As you can see these behavioral factors are very similar to the metrics we commonly manipulate in the gym to improve performance. Most commonly, the metrics we manipulate are Repetition, Intensity, and Difficulty. These are the most important factors to manipulate for experienced lifters. In fact, it is advisable to try to optimize your gains by rotating which of these factors you emphasize. For example competitive powerlifters will often employ a high volume training strategy (High repetition factor) for a length of time and then go into a ’taper’ period in which they systematically decrease the volume and increase the weight (High intensity factor), resulting in an overall better performance at their competition. This kind of plasticity is a direct result of spinal synaptogensis; the creation of new synapses in the nerves extending from the spinal cord into the muscles. Essentially, this creates a more powerful driver for muscle contraction.

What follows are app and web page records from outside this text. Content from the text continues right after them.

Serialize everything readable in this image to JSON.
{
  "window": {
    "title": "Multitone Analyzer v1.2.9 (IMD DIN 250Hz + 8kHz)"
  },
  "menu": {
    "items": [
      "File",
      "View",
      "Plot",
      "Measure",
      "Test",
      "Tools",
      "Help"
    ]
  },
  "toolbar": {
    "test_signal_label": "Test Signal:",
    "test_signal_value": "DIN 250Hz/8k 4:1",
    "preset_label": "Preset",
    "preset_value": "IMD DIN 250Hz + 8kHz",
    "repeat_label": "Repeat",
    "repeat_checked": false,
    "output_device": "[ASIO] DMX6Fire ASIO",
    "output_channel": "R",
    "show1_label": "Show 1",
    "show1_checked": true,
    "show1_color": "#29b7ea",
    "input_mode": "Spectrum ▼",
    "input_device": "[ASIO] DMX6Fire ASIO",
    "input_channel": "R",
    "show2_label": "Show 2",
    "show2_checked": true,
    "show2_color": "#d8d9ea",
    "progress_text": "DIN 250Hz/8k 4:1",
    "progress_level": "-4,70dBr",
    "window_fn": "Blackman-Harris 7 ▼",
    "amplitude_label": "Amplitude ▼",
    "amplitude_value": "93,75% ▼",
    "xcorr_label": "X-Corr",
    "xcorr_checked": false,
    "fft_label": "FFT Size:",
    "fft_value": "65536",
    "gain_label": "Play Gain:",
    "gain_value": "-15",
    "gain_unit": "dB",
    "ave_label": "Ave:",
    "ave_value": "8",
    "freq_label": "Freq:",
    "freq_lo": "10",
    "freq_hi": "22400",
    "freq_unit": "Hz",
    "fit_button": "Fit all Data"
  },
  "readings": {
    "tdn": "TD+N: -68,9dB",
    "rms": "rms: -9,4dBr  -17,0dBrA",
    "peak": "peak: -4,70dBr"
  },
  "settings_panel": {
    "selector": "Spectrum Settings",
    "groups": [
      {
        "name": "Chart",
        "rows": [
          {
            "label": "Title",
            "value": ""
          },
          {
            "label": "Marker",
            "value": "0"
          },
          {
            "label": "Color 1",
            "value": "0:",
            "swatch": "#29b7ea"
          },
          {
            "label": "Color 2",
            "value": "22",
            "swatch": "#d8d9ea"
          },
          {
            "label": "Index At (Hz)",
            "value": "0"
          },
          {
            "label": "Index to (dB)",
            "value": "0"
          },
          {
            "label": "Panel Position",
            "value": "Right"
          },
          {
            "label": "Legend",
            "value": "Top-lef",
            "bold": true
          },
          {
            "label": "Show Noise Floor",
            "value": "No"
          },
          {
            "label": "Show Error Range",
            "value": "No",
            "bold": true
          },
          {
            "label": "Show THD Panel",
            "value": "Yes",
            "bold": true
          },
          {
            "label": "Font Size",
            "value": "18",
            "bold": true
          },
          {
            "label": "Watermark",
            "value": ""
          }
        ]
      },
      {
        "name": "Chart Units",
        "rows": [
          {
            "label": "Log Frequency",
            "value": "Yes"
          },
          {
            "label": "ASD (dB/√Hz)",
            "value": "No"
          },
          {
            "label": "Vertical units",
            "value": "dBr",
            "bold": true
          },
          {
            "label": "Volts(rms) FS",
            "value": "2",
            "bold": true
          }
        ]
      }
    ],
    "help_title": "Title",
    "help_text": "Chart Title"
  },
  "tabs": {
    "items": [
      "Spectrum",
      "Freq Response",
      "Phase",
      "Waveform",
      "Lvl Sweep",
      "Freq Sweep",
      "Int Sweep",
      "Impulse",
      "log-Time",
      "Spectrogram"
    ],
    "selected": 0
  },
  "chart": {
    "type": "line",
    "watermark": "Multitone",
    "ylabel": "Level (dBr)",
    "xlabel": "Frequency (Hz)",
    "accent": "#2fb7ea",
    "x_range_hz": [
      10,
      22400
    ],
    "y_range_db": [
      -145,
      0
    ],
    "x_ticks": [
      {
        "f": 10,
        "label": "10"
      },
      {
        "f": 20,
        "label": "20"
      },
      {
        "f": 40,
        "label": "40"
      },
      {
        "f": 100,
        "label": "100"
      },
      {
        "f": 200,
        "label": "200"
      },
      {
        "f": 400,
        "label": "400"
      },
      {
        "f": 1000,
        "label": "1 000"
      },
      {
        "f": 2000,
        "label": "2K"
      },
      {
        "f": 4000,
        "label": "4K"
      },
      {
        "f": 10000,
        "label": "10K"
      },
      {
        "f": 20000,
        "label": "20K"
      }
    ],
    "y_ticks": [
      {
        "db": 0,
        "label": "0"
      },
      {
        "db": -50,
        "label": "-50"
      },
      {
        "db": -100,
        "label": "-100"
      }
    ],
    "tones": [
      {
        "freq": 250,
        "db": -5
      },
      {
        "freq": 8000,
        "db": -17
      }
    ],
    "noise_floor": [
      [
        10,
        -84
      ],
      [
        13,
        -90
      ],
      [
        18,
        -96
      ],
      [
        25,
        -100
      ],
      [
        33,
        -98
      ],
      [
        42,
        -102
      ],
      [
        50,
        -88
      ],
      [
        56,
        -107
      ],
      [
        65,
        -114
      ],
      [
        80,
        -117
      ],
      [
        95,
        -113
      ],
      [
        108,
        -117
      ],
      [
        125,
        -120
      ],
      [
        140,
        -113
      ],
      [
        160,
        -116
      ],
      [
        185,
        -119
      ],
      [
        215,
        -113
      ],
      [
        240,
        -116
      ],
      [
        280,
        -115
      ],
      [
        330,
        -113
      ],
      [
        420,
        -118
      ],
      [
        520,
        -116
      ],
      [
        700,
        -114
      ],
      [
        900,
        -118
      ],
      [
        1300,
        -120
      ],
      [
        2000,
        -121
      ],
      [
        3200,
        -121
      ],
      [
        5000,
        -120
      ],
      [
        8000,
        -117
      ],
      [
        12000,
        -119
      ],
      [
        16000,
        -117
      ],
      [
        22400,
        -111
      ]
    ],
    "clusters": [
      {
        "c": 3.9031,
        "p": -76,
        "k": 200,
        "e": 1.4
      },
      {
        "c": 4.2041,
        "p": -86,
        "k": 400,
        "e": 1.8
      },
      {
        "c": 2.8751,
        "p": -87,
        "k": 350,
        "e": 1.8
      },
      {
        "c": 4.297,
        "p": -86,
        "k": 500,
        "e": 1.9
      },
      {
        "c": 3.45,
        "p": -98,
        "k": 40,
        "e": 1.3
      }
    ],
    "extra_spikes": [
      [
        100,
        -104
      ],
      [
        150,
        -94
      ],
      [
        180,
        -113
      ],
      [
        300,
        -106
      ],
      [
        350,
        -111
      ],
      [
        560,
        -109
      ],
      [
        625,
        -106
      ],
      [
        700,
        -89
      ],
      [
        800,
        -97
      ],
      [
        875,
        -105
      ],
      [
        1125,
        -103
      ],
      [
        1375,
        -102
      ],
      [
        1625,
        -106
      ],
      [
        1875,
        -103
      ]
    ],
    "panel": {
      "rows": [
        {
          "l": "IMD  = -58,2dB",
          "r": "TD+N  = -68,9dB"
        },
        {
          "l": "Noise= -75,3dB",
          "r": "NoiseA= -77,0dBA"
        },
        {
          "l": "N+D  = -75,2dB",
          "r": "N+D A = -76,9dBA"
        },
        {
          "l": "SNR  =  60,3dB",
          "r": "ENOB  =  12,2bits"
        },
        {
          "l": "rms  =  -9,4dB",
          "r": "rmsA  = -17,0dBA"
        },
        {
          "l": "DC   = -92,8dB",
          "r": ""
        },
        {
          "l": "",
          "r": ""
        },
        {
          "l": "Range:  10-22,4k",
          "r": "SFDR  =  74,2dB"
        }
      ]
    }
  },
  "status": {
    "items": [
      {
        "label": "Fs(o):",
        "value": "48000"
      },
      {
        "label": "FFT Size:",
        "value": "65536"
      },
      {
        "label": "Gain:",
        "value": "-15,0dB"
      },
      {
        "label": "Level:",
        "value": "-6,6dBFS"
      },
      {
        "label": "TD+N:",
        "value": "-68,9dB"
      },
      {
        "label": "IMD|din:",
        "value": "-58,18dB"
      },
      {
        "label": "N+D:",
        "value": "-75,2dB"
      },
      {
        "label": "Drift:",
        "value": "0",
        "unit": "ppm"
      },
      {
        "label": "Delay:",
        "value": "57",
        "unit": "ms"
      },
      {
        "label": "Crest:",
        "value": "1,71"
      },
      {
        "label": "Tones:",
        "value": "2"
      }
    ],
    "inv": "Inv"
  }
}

However, when you are first learning a new lift/movement it’s smart to focus on the repetition and timing factor above all else. Keep intensity and difficulty low so that you can do the movement frequently and do your best to keep your form on point. These early days are when you are actively reorganizing the motor cortex to learn how to perform the movement. In these early times of learning a movement you are engraining the foundational neural pathway for that movement, so if you build good form now you don’t have to go back to fix it later. If you build your foundation with shitty form it’s extremely difficult to back and fix it because you’re not just learning good form, you have to forget bad form (which is another entire plasticity article in itself).


When it comes to Neural Strength in strength training we are talking about neural plasticity applied to strength. When we first learn a new movement the predominant form of plasticity is motor cortex reorganization and it is literally our brain learning the optimal set of sequences for firing the various nerves controlling the muscles to control the movement. Later on, the motor cortex does not see as dramatic of a reorganization, instead the predominant form of plasticity becomes spinal synaptogenesis; an increase in the number of synapses in the motor neurons controlling the muscles. This essentially creates a more powerful driver to the connected muscles stimulating more powerful muscular contraction.

*This reference is a textbook.